The Natural Storyteller competition

Are you a UK primary school or forest school group? You could WIN ten copies of The Natural Storyteller by Georgiana Keable, plus a visit from this storytelling author. The book is a seed packet of tales to open the mind and unleash our love of nature. All you need to do is write up to 100 words about how your group needs great stories about our living planet and email to thenaturalstoryteller@gmail.com by 15th April 2018.

Please include a contact name, the name and location of your school class or forest school group. The winner will be contacted by the 23rd April, and announced on Hawthorn Press’ social media. Books will be dispatched within a week and you will be emailed to organise the author visit. This book is very suitable for age 9-11.

To protect our planet, we have to completely reimagine our relationship with the natural world and all its wondrous diversity.
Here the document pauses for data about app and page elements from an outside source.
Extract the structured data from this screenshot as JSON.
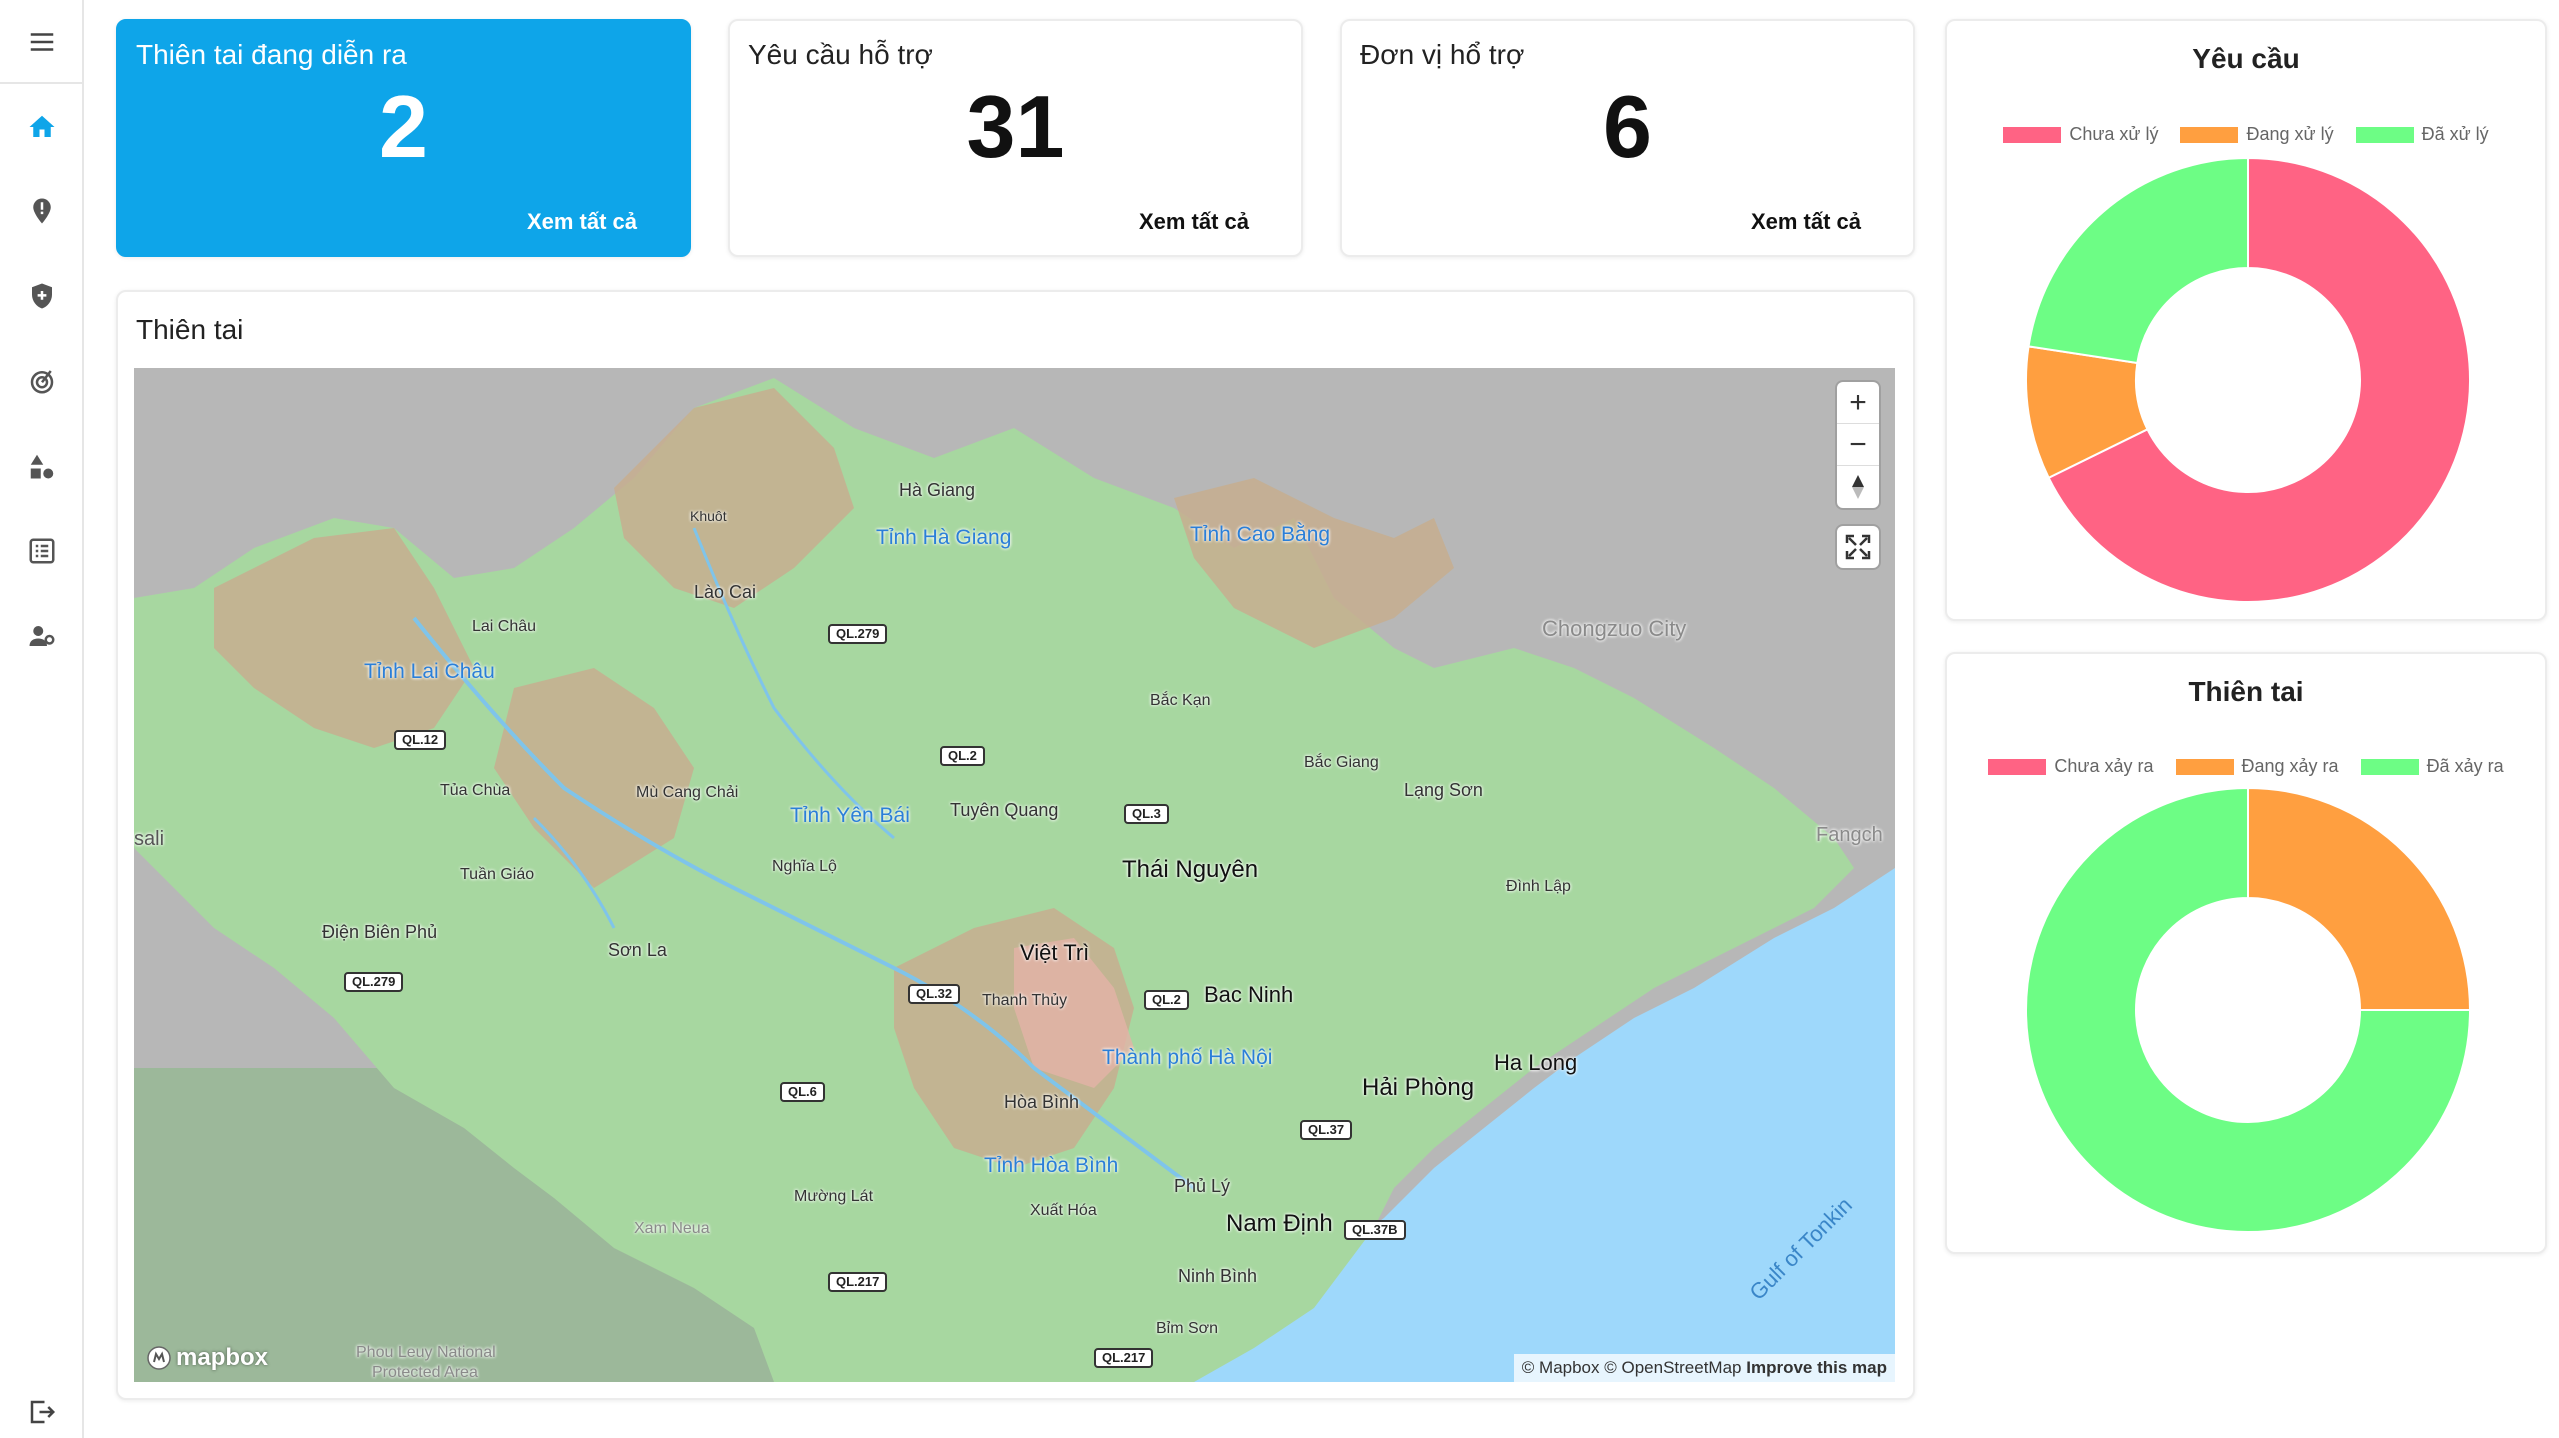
{
  "sidebar": {
    "items": [
      {
        "icon": "menu-icon"
      },
      {
        "icon": "home-icon",
        "active": true
      },
      {
        "icon": "alert-pin-icon"
      },
      {
        "icon": "shield-plus-icon"
      },
      {
        "icon": "target-icon"
      },
      {
        "icon": "shapes-icon"
      },
      {
        "icon": "list-icon"
      },
      {
        "icon": "user-settings-icon"
      },
      {
        "icon": "logout-icon"
      }
    ],
    "accent": "#0ea5e9"
  },
  "stats": [
    {
      "title": "Thiên tai đang diễn ra",
      "value": "2",
      "link": "Xem tất cả"
    },
    {
      "title": "Yêu cầu hỗ trợ",
      "value": "31",
      "link": "Xem tất cả"
    },
    {
      "title": "Đơn vị hổ trợ",
      "value": "6",
      "link": "Xem tất cả"
    }
  ],
  "map_section": {
    "title": "Thiên tai",
    "labels": {
      "ha_giang": "Hà Giang",
      "tinh_ha_giang": "Tỉnh Hà Giang",
      "tinh_cao_bang": "Tỉnh Cao Bằng",
      "lao_cai": "Lào Cai",
      "khuot": "Khuôt",
      "lai_chau": "Lai Châu",
      "tinh_lai_chau": "Tỉnh Lai Châu",
      "bac_kan": "Bắc Kạn",
      "chongzuo": "Chongzuo City",
      "tua_chua": "Tủa Chùa",
      "mu_cang_chai": "Mù Cang Chải",
      "tinh_yen_bai": "Tỉnh Yên Bái",
      "tuyen_quang": "Tuyên Quang",
      "bac_giang": "Bắc Giang",
      "lang_son": "Lạng Sơn",
      "tuan_giao": "Tuần Giáo",
      "nghia_lo": "Nghĩa Lộ",
      "thai_nguyen": "Thái Nguyên",
      "dinh_lap": "Đình Lập",
      "dien_bien_phu": "Điện Biên Phủ",
      "son_la": "Sơn La",
      "viet_tri": "Việt Trì",
      "thanh_thuy": "Thanh Thủy",
      "bac_ninh": "Bac Ninh",
      "ha_noi": "Thành phố Hà Nội",
      "ha_long": "Ha Long",
      "hai_phong": "Hải Phòng",
      "hoa_binh": "Hòa Bình",
      "tinh_hoa_binh": "Tỉnh Hòa Bình",
      "phu_ly": "Phủ Lý",
      "muong_lat": "Mường Lát",
      "xuat_hoa": "Xuất Hóa",
      "nam_dinh": "Nam Định",
      "xam_neua": "Xam Neua",
      "ninh_binh": "Ninh Bình",
      "bim_son": "Bỉm Sơn",
      "phou_leuy": "Phou Leuy National",
      "protected": "Protected Area",
      "sali": "sali",
      "gulf": "Gulf of Tonkin",
      "fangch": "Fangch"
    },
    "roads": {
      "ql279a": "QL.279",
      "ql12": "QL.12",
      "ql2": "QL.2",
      "ql3": "QL.3",
      "ql279b": "QL.279",
      "ql32": "QL.32",
      "ql2b": "QL.2",
      "ql6": "QL.6",
      "ql37": "QL.37",
      "ql37b": "QL.37B",
      "ql217a": "QL.217",
      "ql217b": "QL.217"
    },
    "attribution": "© Mapbox © OpenStreetMap",
    "improve": "Improve this map",
    "logo": "mapbox",
    "controls": {
      "zoom_in": "+",
      "zoom_out": "−"
    }
  },
  "charts": {
    "colors": {
      "red": "#ff6384",
      "orange": "#ff9f40",
      "green": "#6dfd85"
    },
    "chart_data": [
      {
        "type": "pie",
        "title": "Yêu cầu",
        "categories": [
          "Chưa xử lý",
          "Đang xử lý",
          "Đã xử lý"
        ],
        "values": [
          21,
          3,
          7
        ]
      },
      {
        "type": "pie",
        "title": "Thiên tai",
        "categories": [
          "Chưa xảy ra",
          "Đang xảy ra",
          "Đã xảy ra"
        ],
        "values": [
          0,
          1,
          3
        ]
      }
    ]
  }
}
Storytelling plays a crucial part in that healing process, as Georgiana so beautifully and powerfully reveals in The Natural Storyteller.

Jonathon Porritt CBE, Forum for the Future
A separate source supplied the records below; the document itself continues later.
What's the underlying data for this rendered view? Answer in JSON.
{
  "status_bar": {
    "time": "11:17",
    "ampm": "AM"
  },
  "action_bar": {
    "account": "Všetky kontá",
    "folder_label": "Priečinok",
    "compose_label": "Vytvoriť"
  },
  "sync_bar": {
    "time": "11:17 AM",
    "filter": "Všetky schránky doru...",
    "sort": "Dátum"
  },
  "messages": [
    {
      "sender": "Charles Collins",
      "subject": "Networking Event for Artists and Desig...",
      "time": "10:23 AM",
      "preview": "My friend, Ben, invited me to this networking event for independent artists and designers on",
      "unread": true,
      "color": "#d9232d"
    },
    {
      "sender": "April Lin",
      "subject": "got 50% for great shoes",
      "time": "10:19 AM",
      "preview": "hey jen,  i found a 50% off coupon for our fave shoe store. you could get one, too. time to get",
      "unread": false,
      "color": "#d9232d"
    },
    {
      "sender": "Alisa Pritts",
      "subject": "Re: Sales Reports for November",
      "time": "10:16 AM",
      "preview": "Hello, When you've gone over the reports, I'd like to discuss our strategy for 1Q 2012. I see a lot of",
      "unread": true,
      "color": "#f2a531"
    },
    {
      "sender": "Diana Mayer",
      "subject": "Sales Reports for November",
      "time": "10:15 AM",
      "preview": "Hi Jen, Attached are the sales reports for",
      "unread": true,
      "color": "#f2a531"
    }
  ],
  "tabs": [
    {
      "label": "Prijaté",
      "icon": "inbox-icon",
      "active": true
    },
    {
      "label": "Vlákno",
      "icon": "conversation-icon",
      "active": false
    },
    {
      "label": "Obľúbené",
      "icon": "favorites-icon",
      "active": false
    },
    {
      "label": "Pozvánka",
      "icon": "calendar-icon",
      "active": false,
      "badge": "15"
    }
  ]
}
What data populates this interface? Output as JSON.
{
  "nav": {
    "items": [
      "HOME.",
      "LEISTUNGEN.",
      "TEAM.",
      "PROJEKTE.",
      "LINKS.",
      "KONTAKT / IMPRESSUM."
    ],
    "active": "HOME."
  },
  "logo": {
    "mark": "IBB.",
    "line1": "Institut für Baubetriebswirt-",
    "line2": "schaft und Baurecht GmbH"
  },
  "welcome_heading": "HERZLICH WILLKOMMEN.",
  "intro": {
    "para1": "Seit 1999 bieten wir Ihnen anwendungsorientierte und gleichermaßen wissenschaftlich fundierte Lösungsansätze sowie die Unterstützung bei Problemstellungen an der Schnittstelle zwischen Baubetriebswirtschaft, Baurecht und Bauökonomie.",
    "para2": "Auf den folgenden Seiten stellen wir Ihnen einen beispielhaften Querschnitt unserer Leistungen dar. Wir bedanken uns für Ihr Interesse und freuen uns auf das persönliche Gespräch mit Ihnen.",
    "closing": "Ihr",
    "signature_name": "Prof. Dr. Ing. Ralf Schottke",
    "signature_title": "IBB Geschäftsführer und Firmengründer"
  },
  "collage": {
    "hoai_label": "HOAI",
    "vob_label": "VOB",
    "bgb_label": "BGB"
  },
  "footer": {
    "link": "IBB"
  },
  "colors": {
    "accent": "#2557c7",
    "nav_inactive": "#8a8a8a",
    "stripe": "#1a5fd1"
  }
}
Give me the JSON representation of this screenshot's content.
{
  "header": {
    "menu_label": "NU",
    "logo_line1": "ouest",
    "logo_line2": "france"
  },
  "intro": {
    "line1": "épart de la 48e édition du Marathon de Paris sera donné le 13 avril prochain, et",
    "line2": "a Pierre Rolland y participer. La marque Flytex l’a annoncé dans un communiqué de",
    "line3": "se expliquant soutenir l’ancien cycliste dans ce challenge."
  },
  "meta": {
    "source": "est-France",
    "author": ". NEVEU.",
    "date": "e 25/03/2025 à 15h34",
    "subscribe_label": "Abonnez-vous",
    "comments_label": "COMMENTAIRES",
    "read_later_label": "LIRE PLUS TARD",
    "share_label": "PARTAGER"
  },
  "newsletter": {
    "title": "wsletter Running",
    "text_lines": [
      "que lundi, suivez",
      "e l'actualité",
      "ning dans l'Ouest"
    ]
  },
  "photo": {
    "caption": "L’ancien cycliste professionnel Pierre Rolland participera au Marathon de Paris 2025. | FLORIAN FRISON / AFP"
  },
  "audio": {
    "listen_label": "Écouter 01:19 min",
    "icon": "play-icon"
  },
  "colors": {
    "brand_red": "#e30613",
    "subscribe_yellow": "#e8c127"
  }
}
The Natural Storyteller is a gorgeous heart-warming book full of stories that children (and people any age!) can relate to. It is a collection of stories, carefully gathered from all over the world. What steals my heart about this book is that it unflinchingly addresses the turmoil and realities of life in the 21st century. This book is that rare thing: it unlocks emotions, ideas and a wild surge of creativity. 

Imelda Almqvist, Paganpages